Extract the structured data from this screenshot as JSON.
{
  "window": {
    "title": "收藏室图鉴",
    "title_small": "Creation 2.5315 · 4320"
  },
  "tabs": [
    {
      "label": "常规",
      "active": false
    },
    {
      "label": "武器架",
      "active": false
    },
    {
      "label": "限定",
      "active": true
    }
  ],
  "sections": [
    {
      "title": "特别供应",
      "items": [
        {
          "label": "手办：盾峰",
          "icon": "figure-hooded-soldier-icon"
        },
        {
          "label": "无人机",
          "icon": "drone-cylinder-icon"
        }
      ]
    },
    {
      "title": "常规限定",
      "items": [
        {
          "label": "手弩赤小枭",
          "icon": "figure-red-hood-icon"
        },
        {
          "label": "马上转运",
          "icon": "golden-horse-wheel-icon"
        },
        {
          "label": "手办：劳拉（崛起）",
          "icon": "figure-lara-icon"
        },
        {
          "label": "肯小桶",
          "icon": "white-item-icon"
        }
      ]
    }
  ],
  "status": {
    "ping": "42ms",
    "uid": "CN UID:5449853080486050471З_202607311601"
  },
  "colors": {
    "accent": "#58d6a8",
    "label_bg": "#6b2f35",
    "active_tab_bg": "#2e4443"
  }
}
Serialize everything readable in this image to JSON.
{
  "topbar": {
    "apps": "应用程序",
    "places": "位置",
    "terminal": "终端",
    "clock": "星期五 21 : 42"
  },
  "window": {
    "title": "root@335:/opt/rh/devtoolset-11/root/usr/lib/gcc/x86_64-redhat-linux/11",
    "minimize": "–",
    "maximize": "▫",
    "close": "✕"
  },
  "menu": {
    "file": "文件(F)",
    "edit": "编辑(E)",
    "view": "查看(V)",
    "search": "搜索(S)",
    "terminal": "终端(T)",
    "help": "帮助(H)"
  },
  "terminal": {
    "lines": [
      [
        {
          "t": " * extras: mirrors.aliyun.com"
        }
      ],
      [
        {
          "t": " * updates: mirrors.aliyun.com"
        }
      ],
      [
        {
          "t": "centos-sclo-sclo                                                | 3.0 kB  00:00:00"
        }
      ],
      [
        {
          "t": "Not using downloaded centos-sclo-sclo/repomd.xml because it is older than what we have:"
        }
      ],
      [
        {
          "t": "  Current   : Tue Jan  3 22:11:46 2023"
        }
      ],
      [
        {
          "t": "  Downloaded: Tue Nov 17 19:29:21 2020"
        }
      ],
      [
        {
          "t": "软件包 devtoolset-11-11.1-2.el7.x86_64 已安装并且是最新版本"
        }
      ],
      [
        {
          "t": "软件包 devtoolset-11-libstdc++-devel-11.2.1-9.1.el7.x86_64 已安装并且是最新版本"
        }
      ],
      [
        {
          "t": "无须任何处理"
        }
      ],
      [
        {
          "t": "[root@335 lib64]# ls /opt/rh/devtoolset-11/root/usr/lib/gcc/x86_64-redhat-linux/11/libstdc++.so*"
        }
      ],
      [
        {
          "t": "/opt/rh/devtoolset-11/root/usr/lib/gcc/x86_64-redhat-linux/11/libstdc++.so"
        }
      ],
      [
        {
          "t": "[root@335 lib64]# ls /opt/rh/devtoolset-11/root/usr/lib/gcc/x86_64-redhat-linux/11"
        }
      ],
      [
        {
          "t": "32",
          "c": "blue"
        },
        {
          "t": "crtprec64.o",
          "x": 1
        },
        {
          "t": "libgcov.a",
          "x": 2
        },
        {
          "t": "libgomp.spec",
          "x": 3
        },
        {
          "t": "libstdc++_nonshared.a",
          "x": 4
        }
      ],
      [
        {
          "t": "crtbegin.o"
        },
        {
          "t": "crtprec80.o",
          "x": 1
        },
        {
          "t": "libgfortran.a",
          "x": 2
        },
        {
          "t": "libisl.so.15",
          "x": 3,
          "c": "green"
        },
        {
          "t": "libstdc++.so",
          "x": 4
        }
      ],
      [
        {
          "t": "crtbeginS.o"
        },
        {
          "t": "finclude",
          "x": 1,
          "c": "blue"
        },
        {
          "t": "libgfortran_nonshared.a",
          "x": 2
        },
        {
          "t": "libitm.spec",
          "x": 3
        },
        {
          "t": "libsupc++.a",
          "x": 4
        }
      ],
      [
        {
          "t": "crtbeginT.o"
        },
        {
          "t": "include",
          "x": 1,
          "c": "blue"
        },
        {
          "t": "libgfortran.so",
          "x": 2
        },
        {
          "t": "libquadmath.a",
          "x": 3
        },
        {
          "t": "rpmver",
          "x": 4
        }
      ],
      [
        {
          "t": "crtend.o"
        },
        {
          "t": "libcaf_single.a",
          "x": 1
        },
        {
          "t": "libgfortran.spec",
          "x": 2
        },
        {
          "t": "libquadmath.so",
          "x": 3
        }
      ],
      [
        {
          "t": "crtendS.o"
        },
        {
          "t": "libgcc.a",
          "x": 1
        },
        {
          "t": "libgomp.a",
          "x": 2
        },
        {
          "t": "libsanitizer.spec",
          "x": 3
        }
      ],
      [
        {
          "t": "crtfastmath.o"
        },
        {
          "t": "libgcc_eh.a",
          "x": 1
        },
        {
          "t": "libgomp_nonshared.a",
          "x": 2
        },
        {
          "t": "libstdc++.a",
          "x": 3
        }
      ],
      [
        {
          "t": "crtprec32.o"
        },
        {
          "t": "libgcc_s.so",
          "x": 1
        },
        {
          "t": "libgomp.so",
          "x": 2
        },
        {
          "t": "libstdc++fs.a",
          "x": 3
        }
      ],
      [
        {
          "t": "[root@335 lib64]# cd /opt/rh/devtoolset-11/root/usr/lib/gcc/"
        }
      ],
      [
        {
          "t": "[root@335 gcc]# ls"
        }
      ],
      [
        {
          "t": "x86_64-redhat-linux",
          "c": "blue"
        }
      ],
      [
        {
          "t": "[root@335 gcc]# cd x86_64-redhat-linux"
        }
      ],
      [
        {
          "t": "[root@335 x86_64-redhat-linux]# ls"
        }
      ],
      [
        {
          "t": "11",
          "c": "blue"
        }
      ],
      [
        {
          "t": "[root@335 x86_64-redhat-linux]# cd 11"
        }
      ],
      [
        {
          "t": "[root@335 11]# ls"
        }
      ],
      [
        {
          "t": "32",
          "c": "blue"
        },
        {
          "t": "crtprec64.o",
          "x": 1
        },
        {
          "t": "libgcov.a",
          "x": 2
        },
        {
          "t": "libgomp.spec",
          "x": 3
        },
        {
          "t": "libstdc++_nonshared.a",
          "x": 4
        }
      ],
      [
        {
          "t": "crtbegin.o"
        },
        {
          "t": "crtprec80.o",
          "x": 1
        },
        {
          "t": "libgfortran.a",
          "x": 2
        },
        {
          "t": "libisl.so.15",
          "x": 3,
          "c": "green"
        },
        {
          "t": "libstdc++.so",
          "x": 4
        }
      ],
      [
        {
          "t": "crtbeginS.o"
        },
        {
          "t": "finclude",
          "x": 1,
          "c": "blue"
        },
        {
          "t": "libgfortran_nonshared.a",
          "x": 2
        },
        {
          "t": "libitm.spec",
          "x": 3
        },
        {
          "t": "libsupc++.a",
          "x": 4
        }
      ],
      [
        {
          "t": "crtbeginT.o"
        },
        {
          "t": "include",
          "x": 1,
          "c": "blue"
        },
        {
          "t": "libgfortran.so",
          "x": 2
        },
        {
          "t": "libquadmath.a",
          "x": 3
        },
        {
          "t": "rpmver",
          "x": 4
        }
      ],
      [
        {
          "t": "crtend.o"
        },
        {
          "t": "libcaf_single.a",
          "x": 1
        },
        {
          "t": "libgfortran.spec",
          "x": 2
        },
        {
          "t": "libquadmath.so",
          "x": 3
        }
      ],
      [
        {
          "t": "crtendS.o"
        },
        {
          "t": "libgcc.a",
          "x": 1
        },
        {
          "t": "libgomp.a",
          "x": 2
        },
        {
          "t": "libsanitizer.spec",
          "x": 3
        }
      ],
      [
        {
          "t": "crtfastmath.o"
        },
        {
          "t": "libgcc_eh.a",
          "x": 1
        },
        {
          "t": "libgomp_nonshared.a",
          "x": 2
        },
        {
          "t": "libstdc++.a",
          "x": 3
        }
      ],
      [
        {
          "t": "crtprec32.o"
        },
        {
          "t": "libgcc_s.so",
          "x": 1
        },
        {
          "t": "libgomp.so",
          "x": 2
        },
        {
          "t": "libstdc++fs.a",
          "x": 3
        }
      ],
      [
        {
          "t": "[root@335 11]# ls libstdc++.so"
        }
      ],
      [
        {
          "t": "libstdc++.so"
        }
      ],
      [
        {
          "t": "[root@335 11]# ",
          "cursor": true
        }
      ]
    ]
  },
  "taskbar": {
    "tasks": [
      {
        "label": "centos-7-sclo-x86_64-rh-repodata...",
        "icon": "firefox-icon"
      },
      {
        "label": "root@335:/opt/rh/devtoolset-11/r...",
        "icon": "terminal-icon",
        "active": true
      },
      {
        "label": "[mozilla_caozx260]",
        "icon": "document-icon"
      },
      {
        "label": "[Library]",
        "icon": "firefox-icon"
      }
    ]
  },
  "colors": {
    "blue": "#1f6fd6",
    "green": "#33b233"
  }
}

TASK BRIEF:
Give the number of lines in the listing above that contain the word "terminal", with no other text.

TASK ANSWER:
4